__TO DO__. I would like you to print all the records below exactly as they are.

[Excerpts from an interface dataset]
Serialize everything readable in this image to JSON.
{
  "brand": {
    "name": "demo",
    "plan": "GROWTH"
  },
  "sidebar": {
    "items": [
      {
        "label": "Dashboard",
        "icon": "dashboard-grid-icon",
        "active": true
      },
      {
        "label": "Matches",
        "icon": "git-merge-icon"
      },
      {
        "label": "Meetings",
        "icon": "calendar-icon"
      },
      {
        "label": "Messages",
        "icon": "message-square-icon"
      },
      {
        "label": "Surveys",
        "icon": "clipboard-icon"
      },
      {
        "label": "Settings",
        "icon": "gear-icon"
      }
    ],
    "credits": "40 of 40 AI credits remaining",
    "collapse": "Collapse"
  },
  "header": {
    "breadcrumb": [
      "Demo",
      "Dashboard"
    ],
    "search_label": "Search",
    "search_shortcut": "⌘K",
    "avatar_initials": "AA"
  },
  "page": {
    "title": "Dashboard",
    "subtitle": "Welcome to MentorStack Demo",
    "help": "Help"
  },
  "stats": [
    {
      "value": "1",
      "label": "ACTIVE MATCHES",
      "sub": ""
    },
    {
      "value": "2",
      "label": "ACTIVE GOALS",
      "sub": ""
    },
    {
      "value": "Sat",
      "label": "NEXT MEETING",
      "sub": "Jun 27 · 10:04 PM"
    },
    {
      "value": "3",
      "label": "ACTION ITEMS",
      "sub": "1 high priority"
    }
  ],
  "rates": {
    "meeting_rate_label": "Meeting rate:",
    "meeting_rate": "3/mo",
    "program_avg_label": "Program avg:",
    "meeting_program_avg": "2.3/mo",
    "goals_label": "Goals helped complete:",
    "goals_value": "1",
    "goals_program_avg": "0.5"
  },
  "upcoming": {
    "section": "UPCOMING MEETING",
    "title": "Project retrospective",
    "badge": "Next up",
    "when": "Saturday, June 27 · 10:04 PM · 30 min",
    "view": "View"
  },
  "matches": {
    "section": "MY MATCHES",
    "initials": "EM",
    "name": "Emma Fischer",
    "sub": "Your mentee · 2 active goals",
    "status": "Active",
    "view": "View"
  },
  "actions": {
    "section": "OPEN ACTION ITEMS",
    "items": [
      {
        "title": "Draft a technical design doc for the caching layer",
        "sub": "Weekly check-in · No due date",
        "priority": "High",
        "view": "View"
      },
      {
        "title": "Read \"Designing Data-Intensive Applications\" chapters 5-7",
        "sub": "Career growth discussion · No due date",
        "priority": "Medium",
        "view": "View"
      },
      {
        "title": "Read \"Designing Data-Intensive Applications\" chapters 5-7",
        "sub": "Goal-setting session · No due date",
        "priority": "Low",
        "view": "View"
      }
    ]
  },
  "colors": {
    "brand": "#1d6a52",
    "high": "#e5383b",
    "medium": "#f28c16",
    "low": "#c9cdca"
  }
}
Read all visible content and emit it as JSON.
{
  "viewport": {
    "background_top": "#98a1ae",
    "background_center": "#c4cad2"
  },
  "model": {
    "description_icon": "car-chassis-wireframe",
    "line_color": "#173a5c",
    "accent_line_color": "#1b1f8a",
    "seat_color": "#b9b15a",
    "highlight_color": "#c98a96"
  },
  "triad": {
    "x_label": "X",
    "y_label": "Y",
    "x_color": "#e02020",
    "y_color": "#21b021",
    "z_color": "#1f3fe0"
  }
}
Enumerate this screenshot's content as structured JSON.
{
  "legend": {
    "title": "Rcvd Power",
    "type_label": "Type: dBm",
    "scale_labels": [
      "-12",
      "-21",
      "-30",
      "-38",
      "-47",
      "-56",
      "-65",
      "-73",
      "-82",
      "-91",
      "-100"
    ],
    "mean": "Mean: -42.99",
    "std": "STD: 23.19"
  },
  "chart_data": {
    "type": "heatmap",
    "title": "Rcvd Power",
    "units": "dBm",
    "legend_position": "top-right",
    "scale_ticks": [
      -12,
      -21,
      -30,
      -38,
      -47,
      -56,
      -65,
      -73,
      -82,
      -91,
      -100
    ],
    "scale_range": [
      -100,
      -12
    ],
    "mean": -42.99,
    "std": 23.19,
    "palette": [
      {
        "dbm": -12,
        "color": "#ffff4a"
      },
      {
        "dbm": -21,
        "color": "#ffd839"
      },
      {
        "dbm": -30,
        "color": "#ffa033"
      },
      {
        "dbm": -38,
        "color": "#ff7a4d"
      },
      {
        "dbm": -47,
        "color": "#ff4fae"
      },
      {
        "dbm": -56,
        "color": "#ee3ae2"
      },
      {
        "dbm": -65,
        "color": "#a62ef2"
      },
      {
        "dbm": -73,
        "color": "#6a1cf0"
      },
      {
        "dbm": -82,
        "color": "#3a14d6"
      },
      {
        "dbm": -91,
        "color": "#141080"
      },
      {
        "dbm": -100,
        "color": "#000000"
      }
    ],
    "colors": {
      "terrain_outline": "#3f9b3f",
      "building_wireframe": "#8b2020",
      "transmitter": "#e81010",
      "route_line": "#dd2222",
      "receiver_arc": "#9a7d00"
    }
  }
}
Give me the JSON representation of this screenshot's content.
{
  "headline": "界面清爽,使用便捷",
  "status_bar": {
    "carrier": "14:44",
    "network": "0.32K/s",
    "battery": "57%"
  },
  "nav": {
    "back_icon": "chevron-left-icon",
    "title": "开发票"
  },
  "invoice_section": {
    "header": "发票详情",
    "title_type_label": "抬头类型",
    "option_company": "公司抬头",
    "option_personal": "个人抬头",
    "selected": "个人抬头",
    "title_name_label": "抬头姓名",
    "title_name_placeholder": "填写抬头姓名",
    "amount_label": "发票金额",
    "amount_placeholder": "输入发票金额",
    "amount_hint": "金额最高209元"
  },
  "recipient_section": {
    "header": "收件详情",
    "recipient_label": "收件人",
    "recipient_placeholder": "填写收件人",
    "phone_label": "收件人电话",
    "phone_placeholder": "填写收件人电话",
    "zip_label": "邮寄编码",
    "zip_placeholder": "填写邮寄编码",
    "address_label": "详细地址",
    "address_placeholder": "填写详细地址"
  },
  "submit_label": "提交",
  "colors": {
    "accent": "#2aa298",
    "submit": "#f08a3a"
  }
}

__RESPONSE TO THIS TASK__.
Serialize everything readable in this image to JSON.
{
  "brand": {
    "name": "demo",
    "plan": "GROWTH"
  },
  "sidebar": {
    "items": [
      {
        "label": "Dashboard",
        "icon": "dashboard-grid-icon",
        "active": true
      },
      {
        "label": "Matches",
        "icon": "git-merge-icon"
      },
      {
        "label": "Meetings",
        "icon": "calendar-icon"
      },
      {
        "label": "Messages",
        "icon": "message-square-icon"
      },
      {
        "label": "Surveys",
        "icon": "clipboard-icon"
      },
      {
        "label": "Settings",
        "icon": "gear-icon"
      }
    ],
    "credits": "40 of 40 AI credits remaining",
    "collapse": "Collapse"
  },
  "header": {
    "breadcrumb": [
      "Demo",
      "Dashboard"
    ],
    "search_label": "Search",
    "search_shortcut": "⌘K",
    "avatar_initials": "AA"
  },
  "page": {
    "title": "Dashboard",
    "subtitle": "Welcome to MentorStack Demo",
    "help": "Help"
  },
  "stats": [
    {
      "value": "1",
      "label": "ACTIVE MATCHES",
      "sub": ""
    },
    {
      "value": "2",
      "label": "ACTIVE GOALS",
      "sub": ""
    },
    {
      "value": "Sat",
      "label": "NEXT MEETING",
      "sub": "Jun 27 · 10:04 PM"
    },
    {
      "value": "3",
      "label": "ACTION ITEMS",
      "sub": "1 high priority"
    }
  ],
  "rates": {
    "meeting_rate_label": "Meeting rate:",
    "meeting_rate": "3/mo",
    "program_avg_label": "Program avg:",
    "meeting_program_avg": "2.3/mo",
    "goals_label": "Goals helped complete:",
    "goals_value": "1",
    "goals_program_avg": "0.5"
  },
  "upcoming": {
    "section": "UPCOMING MEETING",
    "title": "Project retrospective",
    "badge": "Next up",
    "when": "Saturday, June 27 · 10:04 PM · 30 min",
    "view": "View"
  },
  "matches": {
    "section": "MY MATCHES",
    "initials": "EM",
    "name": "Emma Fischer",
    "sub": "Your mentee · 2 active goals",
    "status": "Active",
    "view": "View"
  },
  "actions": {
    "section": "OPEN ACTION ITEMS",
    "items": [
      {
        "title": "Draft a technical design doc for the caching layer",
        "sub": "Weekly check-in · No due date",
        "priority": "High",
        "view": "View"
      },
      {
        "title": "Read \"Designing Data-Intensive Applications\" chapters 5-7",
        "sub": "Career growth discussion · No due date",
        "priority": "Medium",
        "view": "View"
      },
      {
        "title": "Read \"Designing Data-Intensive Applications\" chapters 5-7",
        "sub": "Goal-setting session · No due date",
        "priority": "Low",
        "view": "View"
      }
    ]
  },
  "colors": {
    "brand": "#1d6a52",
    "high": "#e5383b",
    "medium": "#f28c16",
    "low": "#c9cdca"
  }
}
Read all visible content and emit it as JSON.
{
  "viewport": {
    "background_top": "#98a1ae",
    "background_center": "#c4cad2"
  },
  "model": {
    "description_icon": "car-chassis-wireframe",
    "line_color": "#173a5c",
    "accent_line_color": "#1b1f8a",
    "seat_color": "#b9b15a",
    "highlight_color": "#c98a96"
  },
  "triad": {
    "x_label": "X",
    "y_label": "Y",
    "x_color": "#e02020",
    "y_color": "#21b021",
    "z_color": "#1f3fe0"
  }
}
Enumerate this screenshot's content as structured JSON.
{
  "legend": {
    "title": "Rcvd Power",
    "type_label": "Type: dBm",
    "scale_labels": [
      "-12",
      "-21",
      "-30",
      "-38",
      "-47",
      "-56",
      "-65",
      "-73",
      "-82",
      "-91",
      "-100"
    ],
    "mean": "Mean: -42.99",
    "std": "STD: 23.19"
  },
  "chart_data": {
    "type": "heatmap",
    "title": "Rcvd Power",
    "units": "dBm",
    "legend_position": "top-right",
    "scale_ticks": [
      -12,
      -21,
      -30,
      -38,
      -47,
      -56,
      -65,
      -73,
      -82,
      -91,
      -100
    ],
    "scale_range": [
      -100,
      -12
    ],
    "mean": -42.99,
    "std": 23.19,
    "palette": [
      {
        "dbm": -12,
        "color": "#ffff4a"
      },
      {
        "dbm": -21,
        "color": "#ffd839"
      },
      {
        "dbm": -30,
        "color": "#ffa033"
      },
      {
        "dbm": -38,
        "color": "#ff7a4d"
      },
      {
        "dbm": -47,
        "color": "#ff4fae"
      },
      {
        "dbm": -56,
        "color": "#ee3ae2"
      },
      {
        "dbm": -65,
        "color": "#a62ef2"
      },
      {
        "dbm": -73,
        "color": "#6a1cf0"
      },
      {
        "dbm": -82,
        "color": "#3a14d6"
      },
      {
        "dbm": -91,
        "color": "#141080"
      },
      {
        "dbm": -100,
        "color": "#000000"
      }
    ],
    "colors": {
      "terrain_outline": "#3f9b3f",
      "building_wireframe": "#8b2020",
      "transmitter": "#e81010",
      "route_line": "#dd2222",
      "receiver_arc": "#9a7d00"
    }
  }
}
Give me the JSON representation of this screenshot's content.
{
  "headline": "界面清爽,使用便捷",
  "status_bar": {
    "carrier": "14:44",
    "network": "0.32K/s",
    "battery": "57%"
  },
  "nav": {
    "back_icon": "chevron-left-icon",
    "title": "开发票"
  },
  "invoice_section": {
    "header": "发票详情",
    "title_type_label": "抬头类型",
    "option_company": "公司抬头",
    "option_personal": "个人抬头",
    "selected": "个人抬头",
    "title_name_label": "抬头姓名",
    "title_name_placeholder": "填写抬头姓名",
    "amount_label": "发票金额",
    "amount_placeholder": "输入发票金额",
    "amount_hint": "金额最高209元"
  },
  "recipient_section": {
    "header": "收件详情",
    "recipient_label": "收件人",
    "recipient_placeholder": "填写收件人",
    "phone_label": "收件人电话",
    "phone_placeholder": "填写收件人电话",
    "zip_label": "邮寄编码",
    "zip_placeholder": "填写邮寄编码",
    "address_label": "详细地址",
    "address_placeholder": "填写详细地址"
  },
  "submit_label": "提交",
  "colors": {
    "accent": "#2aa298",
    "submit": "#f08a3a"
  }
}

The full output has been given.